GOAL OF THE EXERCISE:
Note every line in the entries that contains the string "India", and copy it.

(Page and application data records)
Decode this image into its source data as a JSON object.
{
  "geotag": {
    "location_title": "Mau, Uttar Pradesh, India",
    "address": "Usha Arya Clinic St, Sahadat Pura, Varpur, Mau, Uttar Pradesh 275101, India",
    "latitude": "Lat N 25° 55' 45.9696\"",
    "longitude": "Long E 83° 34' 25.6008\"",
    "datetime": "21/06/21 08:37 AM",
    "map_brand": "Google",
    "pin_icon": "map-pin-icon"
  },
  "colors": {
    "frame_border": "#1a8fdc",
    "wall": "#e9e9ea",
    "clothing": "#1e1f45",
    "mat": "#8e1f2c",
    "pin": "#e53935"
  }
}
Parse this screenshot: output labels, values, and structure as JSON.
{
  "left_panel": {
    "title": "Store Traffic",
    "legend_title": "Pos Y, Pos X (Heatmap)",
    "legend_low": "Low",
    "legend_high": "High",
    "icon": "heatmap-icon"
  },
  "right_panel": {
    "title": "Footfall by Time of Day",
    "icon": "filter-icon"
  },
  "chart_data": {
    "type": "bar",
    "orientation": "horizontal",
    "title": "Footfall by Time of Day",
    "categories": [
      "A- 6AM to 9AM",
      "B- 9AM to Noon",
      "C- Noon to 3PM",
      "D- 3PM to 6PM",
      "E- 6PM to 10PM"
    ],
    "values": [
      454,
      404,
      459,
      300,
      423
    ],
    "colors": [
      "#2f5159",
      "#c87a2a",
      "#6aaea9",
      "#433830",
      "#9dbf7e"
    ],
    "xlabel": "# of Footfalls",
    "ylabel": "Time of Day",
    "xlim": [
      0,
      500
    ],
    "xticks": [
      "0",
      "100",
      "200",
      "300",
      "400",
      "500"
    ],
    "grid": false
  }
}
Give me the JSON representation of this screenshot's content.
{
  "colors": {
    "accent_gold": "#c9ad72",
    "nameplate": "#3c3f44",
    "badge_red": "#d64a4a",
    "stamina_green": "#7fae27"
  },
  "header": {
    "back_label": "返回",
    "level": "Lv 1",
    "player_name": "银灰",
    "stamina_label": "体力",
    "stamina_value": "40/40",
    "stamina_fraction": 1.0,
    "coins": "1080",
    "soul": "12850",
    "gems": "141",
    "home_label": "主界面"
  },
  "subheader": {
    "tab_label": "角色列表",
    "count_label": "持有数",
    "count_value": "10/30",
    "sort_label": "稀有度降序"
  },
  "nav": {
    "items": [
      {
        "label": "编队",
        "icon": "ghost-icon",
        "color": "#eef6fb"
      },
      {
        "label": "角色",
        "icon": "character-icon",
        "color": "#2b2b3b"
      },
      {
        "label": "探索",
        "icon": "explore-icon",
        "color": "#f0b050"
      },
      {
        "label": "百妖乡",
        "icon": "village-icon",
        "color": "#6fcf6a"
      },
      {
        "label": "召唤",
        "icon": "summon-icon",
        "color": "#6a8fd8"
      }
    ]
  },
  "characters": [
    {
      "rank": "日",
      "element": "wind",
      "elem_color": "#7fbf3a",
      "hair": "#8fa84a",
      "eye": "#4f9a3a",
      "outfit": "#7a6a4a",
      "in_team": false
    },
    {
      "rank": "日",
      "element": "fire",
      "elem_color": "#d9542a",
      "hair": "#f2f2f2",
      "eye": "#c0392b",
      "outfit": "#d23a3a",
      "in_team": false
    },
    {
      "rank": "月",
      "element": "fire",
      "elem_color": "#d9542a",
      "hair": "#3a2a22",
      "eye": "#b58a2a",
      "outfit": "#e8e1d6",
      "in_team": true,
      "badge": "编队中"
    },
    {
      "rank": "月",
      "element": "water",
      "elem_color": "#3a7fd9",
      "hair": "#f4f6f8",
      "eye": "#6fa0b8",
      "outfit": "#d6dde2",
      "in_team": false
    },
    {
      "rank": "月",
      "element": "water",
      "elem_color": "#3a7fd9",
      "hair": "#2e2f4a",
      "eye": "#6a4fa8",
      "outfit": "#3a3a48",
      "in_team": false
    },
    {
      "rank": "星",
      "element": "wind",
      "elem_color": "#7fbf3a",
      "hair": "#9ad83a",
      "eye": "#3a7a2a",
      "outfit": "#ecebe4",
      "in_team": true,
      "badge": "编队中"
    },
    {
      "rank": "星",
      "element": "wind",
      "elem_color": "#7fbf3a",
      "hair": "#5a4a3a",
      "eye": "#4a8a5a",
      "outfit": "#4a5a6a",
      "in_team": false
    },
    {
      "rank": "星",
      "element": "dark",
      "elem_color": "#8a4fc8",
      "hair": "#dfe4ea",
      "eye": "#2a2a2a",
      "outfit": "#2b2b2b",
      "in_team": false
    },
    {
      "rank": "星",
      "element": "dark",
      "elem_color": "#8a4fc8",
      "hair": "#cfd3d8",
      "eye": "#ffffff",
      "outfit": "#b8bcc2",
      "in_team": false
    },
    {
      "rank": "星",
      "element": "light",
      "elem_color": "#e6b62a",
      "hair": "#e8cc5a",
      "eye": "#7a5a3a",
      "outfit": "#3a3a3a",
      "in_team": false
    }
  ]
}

SOLUTION FOR THIS EXERCISE:
    "location_title": "Mau, Uttar Pradesh, India",
    "address": "Usha Arya Clinic St, Sahadat Pura, Varpur, Mau, Uttar Pradesh 275101, India",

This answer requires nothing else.